3.    He went on to discuss the confusion of Savings rates.  The National Income Accounts savings rate is calculated by looking at taxable income only.  This is the rate that is being quoted when we hear that the US has a 0% savings rate.  He claims that the Federal Reserve rate does not include rising asset prices.  Hence, these rates can be distorted by retirement plan savings and rising asset prices (such as real estate over the last 10 years).  He emphasizes to merely be mindful of the varying calculations, and to collect and interpret data over a long period of time.

4.    He claims that the recent increase in consumer confidence was merely a result of fuel prices going down.  To me this seemed simple enough.  I made a note to myself to simply watch energy prices for a possible gauge of our economic health and profitability growth.

5.    He stresses the future of the education system.  I am not certain what he meant of that.  I assume he meant that education is of the greatest importance in the future.  He discussed that the largest steel company in the world, is Nucor.  They are located in the USA.  He mentions that 20 years ago, it took Nucor about 25 people to generate 1 ton of steel.  Now with automation and technology it takes less than 1 person to generate the same 1ton of steel. 

6.    He stressed that America is competitive and entrepreneurial.  He again mentioned to think globally.  He mentioned that he has spoken with a few USA furniture manufacturers.  The ones that are only located in the US are losing business, not to foreign owned companies, but to companies that are based in the US , but manufacture worldwide.  He discussed that certain people will be hurt by this, but that people will adjust. It is a mere economic evolution process.  He went onto say, "education, education, education".

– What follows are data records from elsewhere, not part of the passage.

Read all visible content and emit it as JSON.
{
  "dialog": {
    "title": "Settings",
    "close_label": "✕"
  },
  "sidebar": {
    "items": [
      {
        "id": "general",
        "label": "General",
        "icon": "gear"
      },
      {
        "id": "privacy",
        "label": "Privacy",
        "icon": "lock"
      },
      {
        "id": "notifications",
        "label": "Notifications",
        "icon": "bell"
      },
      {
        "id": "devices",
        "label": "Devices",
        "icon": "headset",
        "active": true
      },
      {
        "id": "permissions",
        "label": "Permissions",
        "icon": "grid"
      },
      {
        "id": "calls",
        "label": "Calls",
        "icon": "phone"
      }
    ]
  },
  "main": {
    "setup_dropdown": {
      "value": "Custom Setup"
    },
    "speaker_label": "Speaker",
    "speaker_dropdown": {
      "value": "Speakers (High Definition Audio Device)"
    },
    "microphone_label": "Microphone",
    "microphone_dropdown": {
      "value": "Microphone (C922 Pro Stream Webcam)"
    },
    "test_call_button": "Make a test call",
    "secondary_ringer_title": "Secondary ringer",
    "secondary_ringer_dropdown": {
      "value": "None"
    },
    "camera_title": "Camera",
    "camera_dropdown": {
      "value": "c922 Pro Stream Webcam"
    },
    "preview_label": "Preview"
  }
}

7.    He mentioned that we will see economic indicators that exclude food and energy.  He explained the reason those components are excluded is because they don't really show underlying economic trends.  Food and energy will be consumed no matter what.  I guess one could argue the demand will change with pricing, but Delos mentioned that the underlying economic trends are gauged without food and energy.

8.    He mentioned that he is not overly concerned with the decline of the US Dollar.  He thinks there might be an intervention at some point.  He also mentioned that the US tourist industry is enjoying the falling dollar a great deal.  Many foreigners are coming to the States. Of course, US manufacturers benefit from the weak dollar, since our goods are cheaper abroad.  Keep in mind, if you travel abroad, you will feel the pain of the weak dollar in lost purchasing power.